The U.S. Natural Resources Conservation Service snow measuring stations report 52 inches of snow at Cinnabar Park, a four-inch increase from last week. The station at Brooklyn Lake reports 67 inches of snow, a four-inch increase from last week. On the north end of the range, the station at Sand Lake shows 74 inches of snow, an increase of nine inches from a week ago. The station at Medicine Bow, at an elevation of 10,500 feet, reports 93 inches of snow, an increase of seven inches from last week. The station at North French Creek, on the west side of the Medicine Bow Mountains, reports 73 inches of snow, an increase of seven inches from last week. The Crow Creek station on Pole Mountain shows nine inches of snow, an increase of two inches from last week.
Pole Mountain/Happy Jack Recreation Area Nordic ski trails: A few inches fell this past week, but the base remains thin. Groomers pack the snow after each new snowfall.
Pole Mountain Multi-Use Trails: Grooming for snowbiking, trail running and snowshoeing continues as needed. Expect icy segments at the lower elevation trails.
Chimney Park Nordic ski trails: Very good conditions with about 6 inches of new snow this past week.
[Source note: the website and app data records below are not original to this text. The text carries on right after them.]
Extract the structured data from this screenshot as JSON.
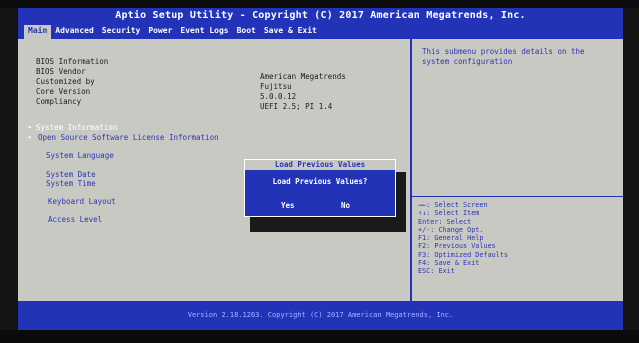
{
  "title": "Aptio Setup Utility - Copyright (C) 2017 American Megatrends, Inc.",
  "tabs": [
    "Main",
    "Advanced",
    "Security",
    "Power",
    "Event Logs",
    "Boot",
    "Save & Exit"
  ],
  "info": {
    "bios_information": "BIOS Information",
    "bios_vendor_label": "BIOS Vendor",
    "customized_by_label": "Customized by",
    "core_version_label": "Core Version",
    "compliancy_label": "Compliancy",
    "bios_vendor_value": "American Megatrends",
    "customized_by_value": "Fujitsu",
    "core_version_value": "5.0.0.12",
    "compliancy_value": "UEFI 2.5; PI 1.4"
  },
  "menu": {
    "system_information": "System Information",
    "open_source": "Open Source Software License Information",
    "system_language": "System Language",
    "system_date": "System Date",
    "system_time": "System Time",
    "keyboard_layout": "Keyboard Layout",
    "access_level": "Access Level"
  },
  "help": {
    "description": "This submenu provides details on the system configuration",
    "keys": [
      "→←: Select Screen",
      "↑↓: Select Item",
      "Enter: Select",
      "+/-: Change Opt.",
      "F1: General Help",
      "F2: Previous Values",
      "F3: Optimized Defaults",
      "F4: Save & Exit",
      "ESC: Exit"
    ]
  },
  "dialog": {
    "title": "Load Previous Values",
    "message": "Load Previous Values?",
    "yes": "Yes",
    "no": "No"
  },
  "footer": "Version 2.18.1263. Copyright (C) 2017 American Megatrends, Inc.",
  "colors": {
    "accent": "#2233b8",
    "background": "#c9c9c4",
    "text_blue": "#2a36b8"
  }
}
Trails are user-packed with no recent grooming.
Snowy Range backcountry conditions: Outstanding conditions at the higher elevations. There’s about a foot of new snow atop a user-packed base.
Snowy Range: Conditions are very good, but the new snow combined with wind action creates areas of instability in the snowpack. Avalanche risk is rated considerable.
Wyoming Downhill Areas
Snowy Range Ski Area: 76-inch base; 5 lifts, 33 runs and 100% of terrain open.
Grand Targhee: 112-inch base; 5 lifts, 95 trails and 100% of terrain open.
Hogadon: 15-inch base; 2 lifts, 28 trails and 100% of terrain open.
Jackson Hole Mountain Resort: 110-inch base; 13 lifts, 114 trails and 86% of terrain open.
Sleeping Giant: 66-inch base; 3 lifts, 49 trails and 100% of terrain open
Snow King: 54-inch base; 4 lifts, 30 trails and 91% of terrain open.
Colorado Downhill Areas
Arapahoe Basin: 53-inch base; 9 lifts, 123 trails and 85% of terrain open.
Breckenridge: 47-inch base; 33 lifts, 135 trails and 72% of terrain open.
Copper Mountain: 40-inch base; 23 lifts, 141 trails and 89% of terrain open.
Eldora: 30-inch base; 10 lifts, 61 trails and 94% of terrain open.
Keystone: 40-inch base; 20 lifts, 119 trails and 92% of terrain open.
Loveland: 46-inch base; 9 lifts, 72 trails and 77% of terrain open.
Steamboat: 75-inch base; 17 lifts, 169 trails and 98% of terrain open.
Vail: 52-inch base; 30 lifts, 192 trails and 98% of terrain open.
Winter Park: 59-inch base; 21 lifts, 148 trails and 89% of terrain open.